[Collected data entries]
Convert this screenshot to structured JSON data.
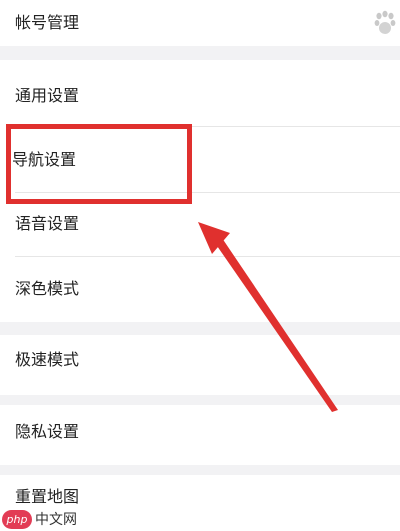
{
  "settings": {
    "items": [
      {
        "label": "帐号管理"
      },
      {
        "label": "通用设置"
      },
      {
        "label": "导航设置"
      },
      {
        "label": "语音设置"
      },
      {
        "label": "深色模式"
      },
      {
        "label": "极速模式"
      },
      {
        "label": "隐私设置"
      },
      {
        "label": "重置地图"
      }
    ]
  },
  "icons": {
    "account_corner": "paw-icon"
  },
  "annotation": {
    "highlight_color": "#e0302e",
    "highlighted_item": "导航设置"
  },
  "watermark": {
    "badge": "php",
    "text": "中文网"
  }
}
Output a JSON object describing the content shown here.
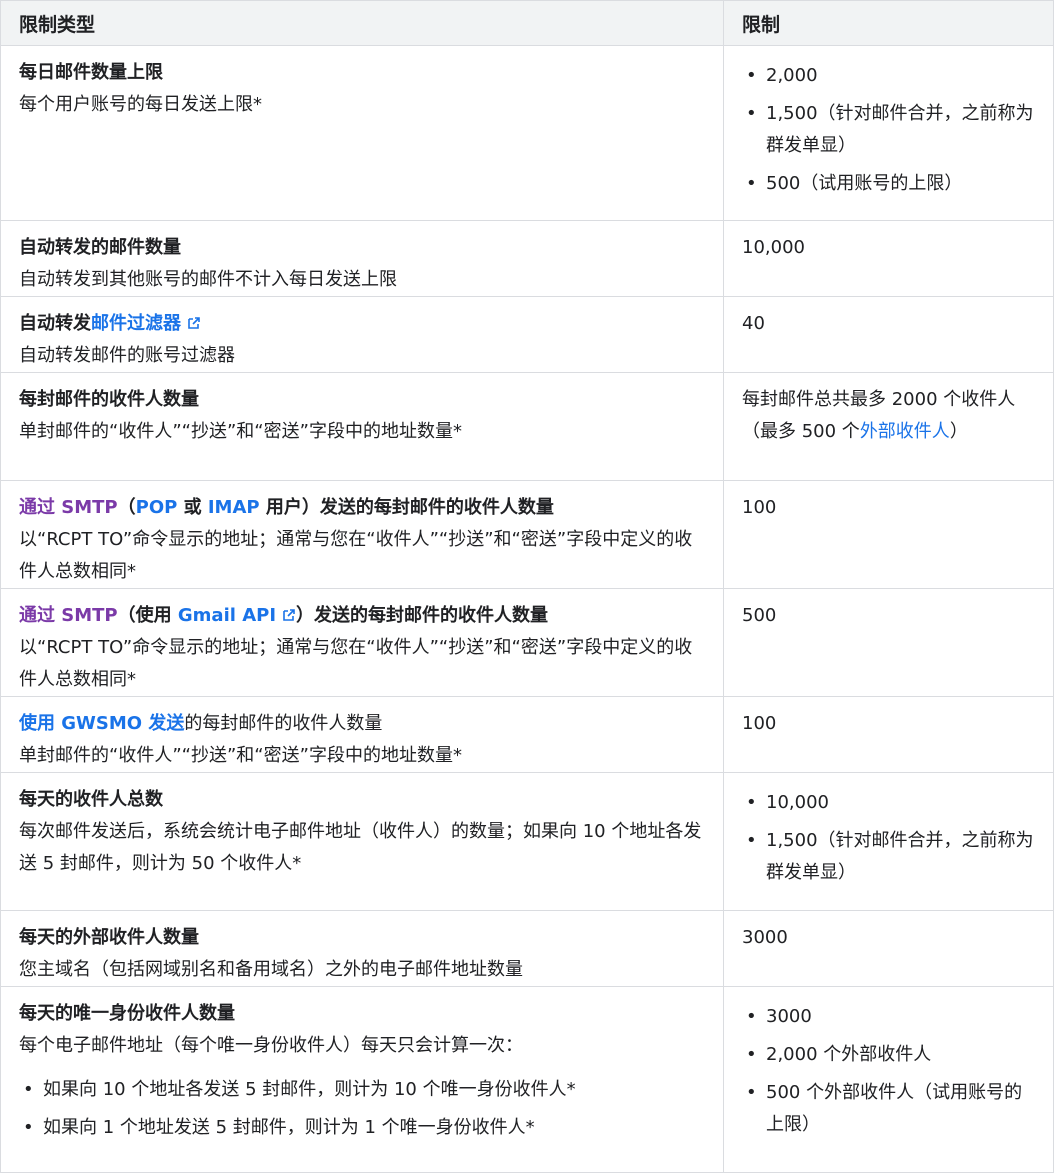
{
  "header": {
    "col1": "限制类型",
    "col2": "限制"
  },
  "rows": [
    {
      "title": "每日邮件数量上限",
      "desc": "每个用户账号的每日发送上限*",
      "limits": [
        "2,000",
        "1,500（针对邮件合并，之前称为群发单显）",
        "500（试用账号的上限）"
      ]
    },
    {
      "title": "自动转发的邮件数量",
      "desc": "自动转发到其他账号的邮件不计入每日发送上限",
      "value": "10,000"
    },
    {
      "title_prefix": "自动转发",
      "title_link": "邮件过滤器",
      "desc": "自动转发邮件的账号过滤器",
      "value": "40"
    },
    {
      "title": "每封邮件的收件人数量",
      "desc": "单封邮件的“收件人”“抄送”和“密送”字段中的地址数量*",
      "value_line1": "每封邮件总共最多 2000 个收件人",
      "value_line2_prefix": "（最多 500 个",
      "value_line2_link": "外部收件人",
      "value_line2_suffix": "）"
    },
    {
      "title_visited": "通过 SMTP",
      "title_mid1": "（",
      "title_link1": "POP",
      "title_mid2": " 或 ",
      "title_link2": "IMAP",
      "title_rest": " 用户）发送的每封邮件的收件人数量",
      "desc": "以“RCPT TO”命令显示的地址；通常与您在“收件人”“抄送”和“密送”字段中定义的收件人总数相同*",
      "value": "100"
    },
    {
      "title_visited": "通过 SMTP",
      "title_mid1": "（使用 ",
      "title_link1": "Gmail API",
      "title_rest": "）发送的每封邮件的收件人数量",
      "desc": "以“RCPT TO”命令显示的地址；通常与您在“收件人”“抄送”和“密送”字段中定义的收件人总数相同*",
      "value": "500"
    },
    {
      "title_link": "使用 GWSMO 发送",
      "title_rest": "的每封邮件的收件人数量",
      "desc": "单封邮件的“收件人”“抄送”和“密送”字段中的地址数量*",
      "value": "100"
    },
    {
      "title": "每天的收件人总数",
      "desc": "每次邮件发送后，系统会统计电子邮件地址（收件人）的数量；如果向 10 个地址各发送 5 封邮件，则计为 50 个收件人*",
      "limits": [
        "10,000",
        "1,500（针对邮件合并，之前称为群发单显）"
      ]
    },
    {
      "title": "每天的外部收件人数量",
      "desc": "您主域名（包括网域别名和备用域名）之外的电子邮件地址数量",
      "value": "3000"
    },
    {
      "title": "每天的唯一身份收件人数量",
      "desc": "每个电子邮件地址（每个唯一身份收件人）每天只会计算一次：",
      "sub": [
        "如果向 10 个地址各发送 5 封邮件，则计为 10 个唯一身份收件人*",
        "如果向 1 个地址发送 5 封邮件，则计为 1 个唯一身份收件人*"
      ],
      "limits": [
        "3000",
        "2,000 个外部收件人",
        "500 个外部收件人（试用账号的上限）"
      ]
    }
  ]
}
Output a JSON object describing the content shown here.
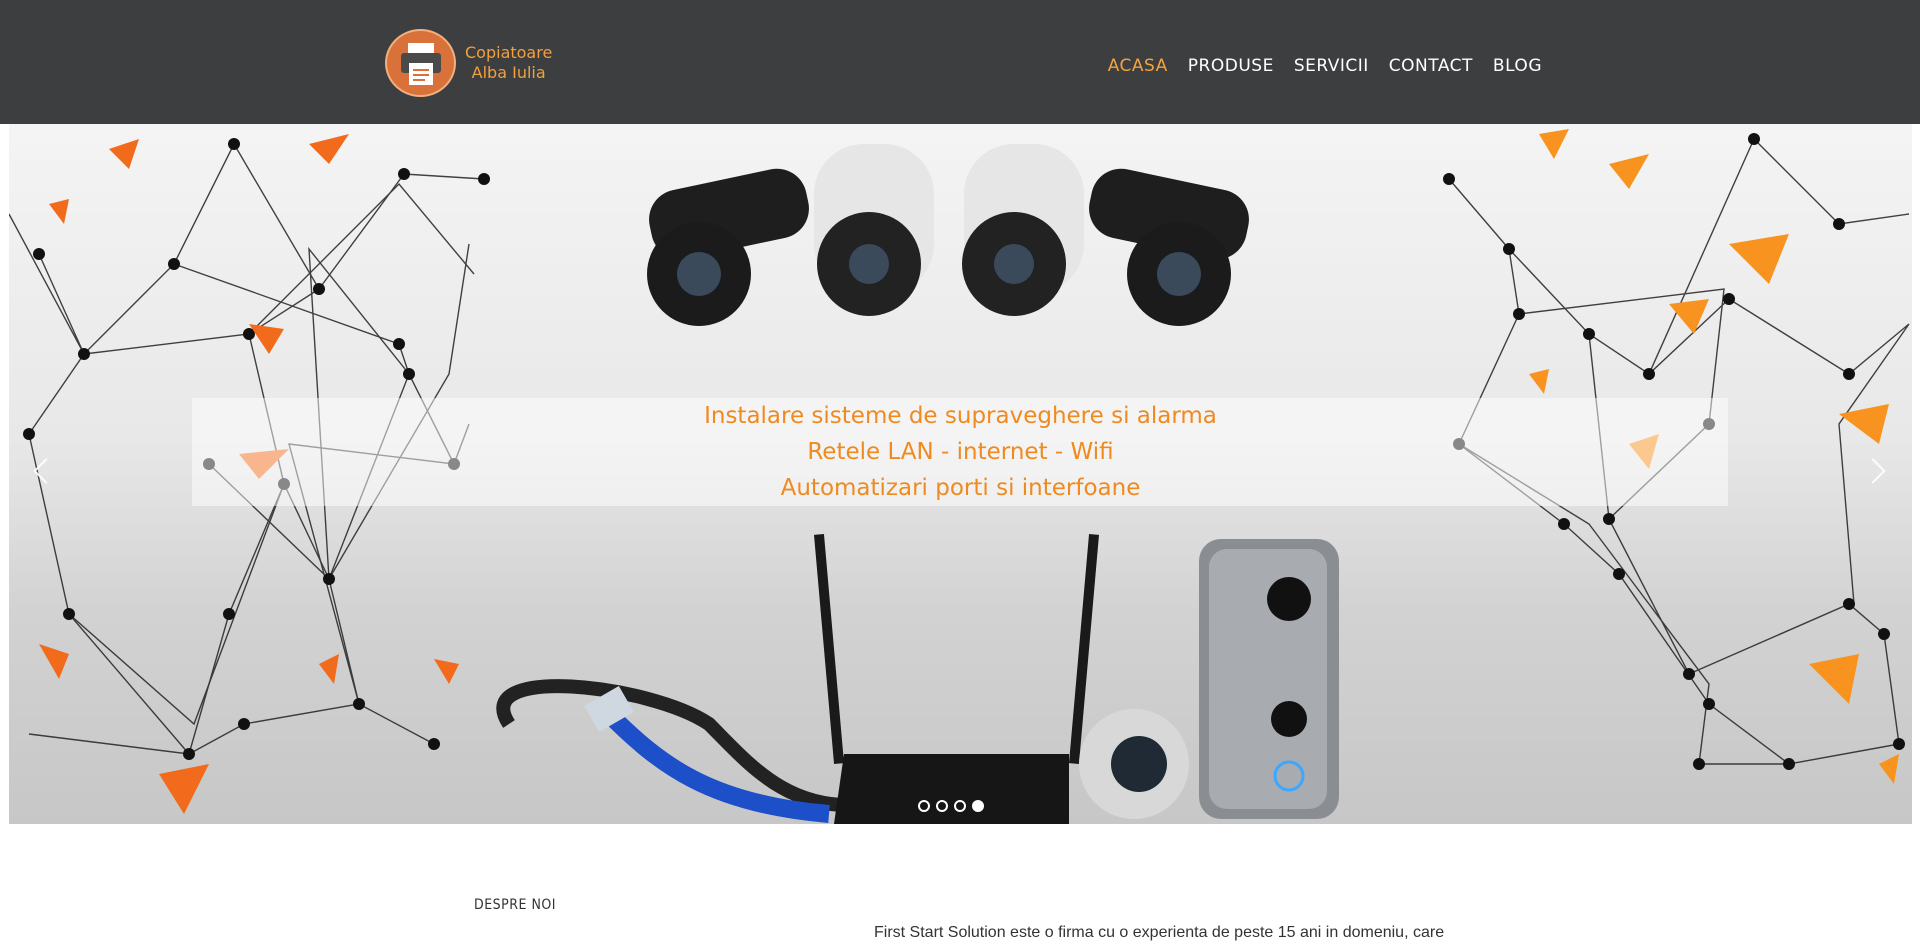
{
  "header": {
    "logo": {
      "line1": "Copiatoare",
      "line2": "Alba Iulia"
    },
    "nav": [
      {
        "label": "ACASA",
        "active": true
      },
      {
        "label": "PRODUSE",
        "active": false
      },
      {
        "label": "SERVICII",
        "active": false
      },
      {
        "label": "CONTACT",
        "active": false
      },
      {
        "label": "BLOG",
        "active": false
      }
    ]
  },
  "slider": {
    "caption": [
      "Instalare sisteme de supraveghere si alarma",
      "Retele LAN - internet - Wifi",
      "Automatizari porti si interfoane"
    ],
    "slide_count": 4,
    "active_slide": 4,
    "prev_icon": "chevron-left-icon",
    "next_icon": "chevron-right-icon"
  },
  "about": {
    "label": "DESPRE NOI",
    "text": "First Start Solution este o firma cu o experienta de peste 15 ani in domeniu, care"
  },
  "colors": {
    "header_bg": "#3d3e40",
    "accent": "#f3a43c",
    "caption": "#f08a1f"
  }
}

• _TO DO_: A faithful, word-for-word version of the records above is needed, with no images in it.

• _ANSWER TO THE EXERCISE_:
Convert this screenshot to structured JSON data.
{
  "settings": {
    "items": [
      {
        "label": "帐号管理"
      },
      {
        "label": "通用设置"
      },
      {
        "label": "导航设置"
      },
      {
        "label": "语音设置"
      },
      {
        "label": "深色模式"
      },
      {
        "label": "极速模式"
      },
      {
        "label": "隐私设置"
      },
      {
        "label": "重置地图"
      }
    ]
  },
  "icons": {
    "account_corner": "paw-icon"
  },
  "annotation": {
    "highlight_color": "#e0302e",
    "highlighted_item": "导航设置"
  },
  "watermark": {
    "badge": "php",
    "text": "中文网"
  }
}
Output a JSON object describing the content shown here.
{
  "header": {
    "col1": "限制类型",
    "col2": "限制"
  },
  "rows": [
    {
      "title": "每日邮件数量上限",
      "desc": "每个用户账号的每日发送上限*",
      "limits": [
        "2,000",
        "1,500（针对邮件合并，之前称为群发单显）",
        "500（试用账号的上限）"
      ]
    },
    {
      "title": "自动转发的邮件数量",
      "desc": "自动转发到其他账号的邮件不计入每日发送上限",
      "value": "10,000"
    },
    {
      "title_prefix": "自动转发",
      "title_link": "邮件过滤器",
      "desc": "自动转发邮件的账号过滤器",
      "value": "40"
    },
    {
      "title": "每封邮件的收件人数量",
      "desc": "单封邮件的“收件人”“抄送”和“密送”字段中的地址数量*",
      "value_line1": "每封邮件总共最多 2000 个收件人",
      "value_line2_prefix": "（最多 500 个",
      "value_line2_link": "外部收件人",
      "value_line2_suffix": "）"
    },
    {
      "title_visited": "通过 SMTP",
      "title_mid1": "（",
      "title_link1": "POP",
      "title_mid2": " 或 ",
      "title_link2": "IMAP",
      "title_rest": " 用户）发送的每封邮件的收件人数量",
      "desc": "以“RCPT TO”命令显示的地址；通常与您在“收件人”“抄送”和“密送”字段中定义的收件人总数相同*",
      "value": "100"
    },
    {
      "title_visited": "通过 SMTP",
      "title_mid1": "（使用 ",
      "title_link1": "Gmail API",
      "title_rest": "）发送的每封邮件的收件人数量",
      "desc": "以“RCPT TO”命令显示的地址；通常与您在“收件人”“抄送”和“密送”字段中定义的收件人总数相同*",
      "value": "500"
    },
    {
      "title_link": "使用 GWSMO 发送",
      "title_rest": "的每封邮件的收件人数量",
      "desc": "单封邮件的“收件人”“抄送”和“密送”字段中的地址数量*",
      "value": "100"
    },
    {
      "title": "每天的收件人总数",
      "desc": "每次邮件发送后，系统会统计电子邮件地址（收件人）的数量；如果向 10 个地址各发送 5 封邮件，则计为 50 个收件人*",
      "limits": [
        "10,000",
        "1,500（针对邮件合并，之前称为群发单显）"
      ]
    },
    {
      "title": "每天的外部收件人数量",
      "desc": "您主域名（包括网域别名和备用域名）之外的电子邮件地址数量",
      "value": "3000"
    },
    {
      "title": "每天的唯一身份收件人数量",
      "desc": "每个电子邮件地址（每个唯一身份收件人）每天只会计算一次：",
      "sub": [
        "如果向 10 个地址各发送 5 封邮件，则计为 10 个唯一身份收件人*",
        "如果向 1 个地址发送 5 封邮件，则计为 1 个唯一身份收件人*"
      ],
      "limits": [
        "3000",
        "2,000 个外部收件人",
        "500 个外部收件人（试用账号的上限）"
      ]
    }
  ]
}
Output a JSON object describing the content shown here.
{
  "header": {
    "logo": {
      "line1": "Copiatoare",
      "line2": "Alba Iulia"
    },
    "nav": [
      {
        "label": "ACASA",
        "active": true
      },
      {
        "label": "PRODUSE",
        "active": false
      },
      {
        "label": "SERVICII",
        "active": false
      },
      {
        "label": "CONTACT",
        "active": false
      },
      {
        "label": "BLOG",
        "active": false
      }
    ]
  },
  "slider": {
    "caption": [
      "Instalare sisteme de supraveghere si alarma",
      "Retele LAN - internet - Wifi",
      "Automatizari porti si interfoane"
    ],
    "slide_count": 4,
    "active_slide": 4,
    "prev_icon": "chevron-left-icon",
    "next_icon": "chevron-right-icon"
  },
  "about": {
    "label": "DESPRE NOI",
    "text": "First Start Solution este o firma cu o experienta de peste 15 ani in domeniu, care"
  },
  "colors": {
    "header_bg": "#3d3e40",
    "accent": "#f3a43c",
    "caption": "#f08a1f"
  }
}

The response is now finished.